─── Data section

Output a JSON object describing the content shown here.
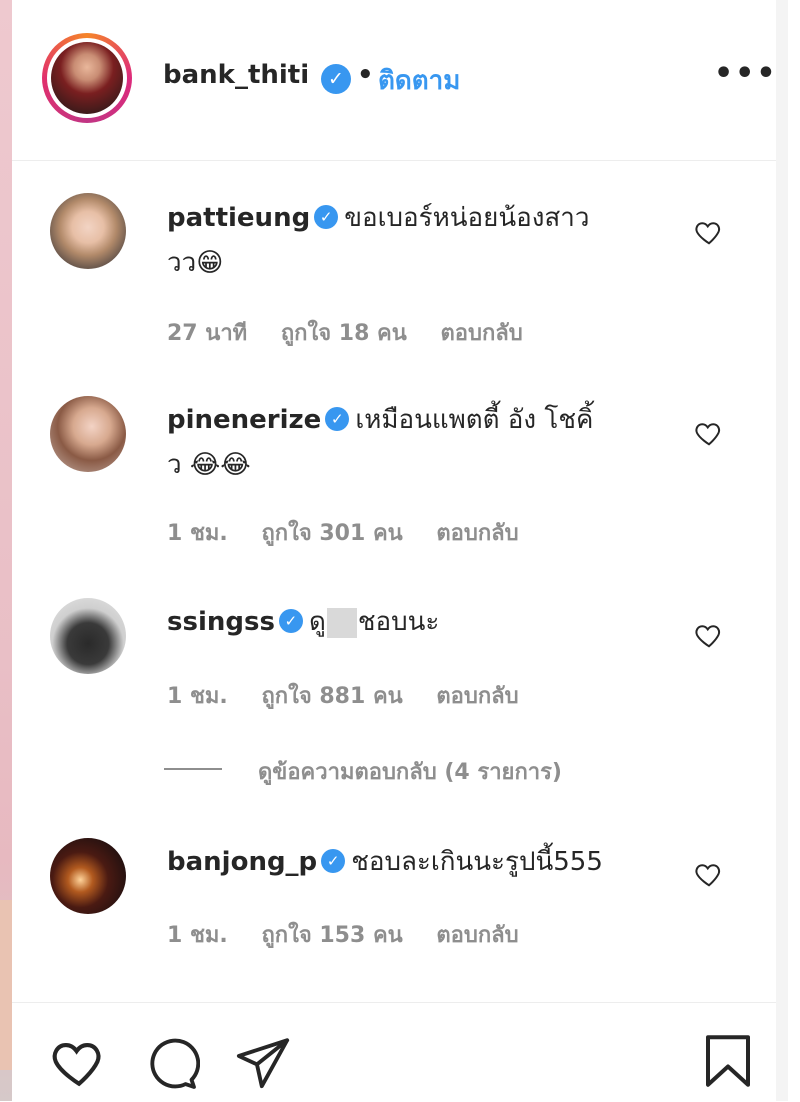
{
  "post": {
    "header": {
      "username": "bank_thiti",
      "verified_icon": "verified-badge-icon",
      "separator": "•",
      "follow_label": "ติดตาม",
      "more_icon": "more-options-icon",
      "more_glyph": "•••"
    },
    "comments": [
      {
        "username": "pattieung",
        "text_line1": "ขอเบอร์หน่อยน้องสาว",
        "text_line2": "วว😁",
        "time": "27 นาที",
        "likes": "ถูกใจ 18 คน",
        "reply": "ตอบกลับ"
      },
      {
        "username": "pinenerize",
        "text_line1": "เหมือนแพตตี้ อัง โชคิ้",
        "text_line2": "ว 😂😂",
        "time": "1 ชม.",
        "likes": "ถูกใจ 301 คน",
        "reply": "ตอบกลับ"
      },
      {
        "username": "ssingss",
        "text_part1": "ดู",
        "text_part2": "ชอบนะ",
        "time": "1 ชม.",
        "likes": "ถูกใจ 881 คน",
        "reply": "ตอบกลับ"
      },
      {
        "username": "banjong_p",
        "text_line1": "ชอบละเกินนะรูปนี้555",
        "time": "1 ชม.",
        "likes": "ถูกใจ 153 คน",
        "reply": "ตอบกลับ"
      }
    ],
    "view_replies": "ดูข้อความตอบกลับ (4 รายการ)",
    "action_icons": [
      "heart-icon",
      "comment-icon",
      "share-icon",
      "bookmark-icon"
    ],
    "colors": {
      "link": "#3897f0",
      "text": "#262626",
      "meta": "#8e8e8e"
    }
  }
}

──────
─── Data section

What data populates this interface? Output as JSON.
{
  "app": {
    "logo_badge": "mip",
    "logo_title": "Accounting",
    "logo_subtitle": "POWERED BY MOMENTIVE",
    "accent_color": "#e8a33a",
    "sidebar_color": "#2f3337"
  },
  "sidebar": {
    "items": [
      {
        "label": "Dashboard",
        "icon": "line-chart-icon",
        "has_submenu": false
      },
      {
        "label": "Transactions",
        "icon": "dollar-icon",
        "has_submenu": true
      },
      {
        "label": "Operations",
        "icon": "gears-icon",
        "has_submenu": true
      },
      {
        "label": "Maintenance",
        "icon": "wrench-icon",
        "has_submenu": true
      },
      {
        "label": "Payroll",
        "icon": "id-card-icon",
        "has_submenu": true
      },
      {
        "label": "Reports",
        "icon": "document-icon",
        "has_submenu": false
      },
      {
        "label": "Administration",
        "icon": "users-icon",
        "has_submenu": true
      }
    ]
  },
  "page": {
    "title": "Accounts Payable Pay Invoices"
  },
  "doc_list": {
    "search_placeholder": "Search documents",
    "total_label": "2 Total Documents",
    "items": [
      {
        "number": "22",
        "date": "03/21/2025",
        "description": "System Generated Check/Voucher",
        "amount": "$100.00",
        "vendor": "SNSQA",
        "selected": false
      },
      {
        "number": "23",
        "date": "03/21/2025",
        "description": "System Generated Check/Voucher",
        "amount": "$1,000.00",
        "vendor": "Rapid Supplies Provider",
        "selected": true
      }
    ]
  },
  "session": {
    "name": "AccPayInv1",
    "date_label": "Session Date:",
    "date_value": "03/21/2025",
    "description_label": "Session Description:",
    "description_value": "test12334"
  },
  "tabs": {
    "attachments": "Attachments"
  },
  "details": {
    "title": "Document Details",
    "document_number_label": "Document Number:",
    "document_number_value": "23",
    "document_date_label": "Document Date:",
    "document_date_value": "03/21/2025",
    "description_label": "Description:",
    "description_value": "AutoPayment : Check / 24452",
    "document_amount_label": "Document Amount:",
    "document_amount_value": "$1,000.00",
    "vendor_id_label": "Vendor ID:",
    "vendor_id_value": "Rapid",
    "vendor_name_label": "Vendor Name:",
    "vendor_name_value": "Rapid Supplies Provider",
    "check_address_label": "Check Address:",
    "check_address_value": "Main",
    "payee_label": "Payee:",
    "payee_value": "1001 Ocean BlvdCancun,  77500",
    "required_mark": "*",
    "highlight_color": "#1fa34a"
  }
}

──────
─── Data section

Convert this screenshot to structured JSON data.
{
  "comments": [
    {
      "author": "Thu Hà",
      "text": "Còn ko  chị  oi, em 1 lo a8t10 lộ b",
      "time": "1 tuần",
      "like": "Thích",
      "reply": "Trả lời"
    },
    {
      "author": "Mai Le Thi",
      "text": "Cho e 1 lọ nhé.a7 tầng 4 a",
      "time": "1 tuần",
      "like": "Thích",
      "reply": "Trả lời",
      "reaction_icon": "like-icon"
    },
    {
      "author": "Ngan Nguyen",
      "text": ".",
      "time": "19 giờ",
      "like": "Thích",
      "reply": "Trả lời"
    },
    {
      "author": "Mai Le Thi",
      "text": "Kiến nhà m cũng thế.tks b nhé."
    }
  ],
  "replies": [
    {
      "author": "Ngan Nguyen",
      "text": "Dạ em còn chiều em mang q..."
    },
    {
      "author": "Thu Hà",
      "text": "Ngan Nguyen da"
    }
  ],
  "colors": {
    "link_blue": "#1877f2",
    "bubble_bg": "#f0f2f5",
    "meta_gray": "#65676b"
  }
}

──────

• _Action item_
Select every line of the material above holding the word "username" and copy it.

• _Output for this task_
      "username": "bank_thiti",
        "username": "pattieung",
        "username": "pinenerize",
        "username": "ssingss",
        "username": "banjong_p",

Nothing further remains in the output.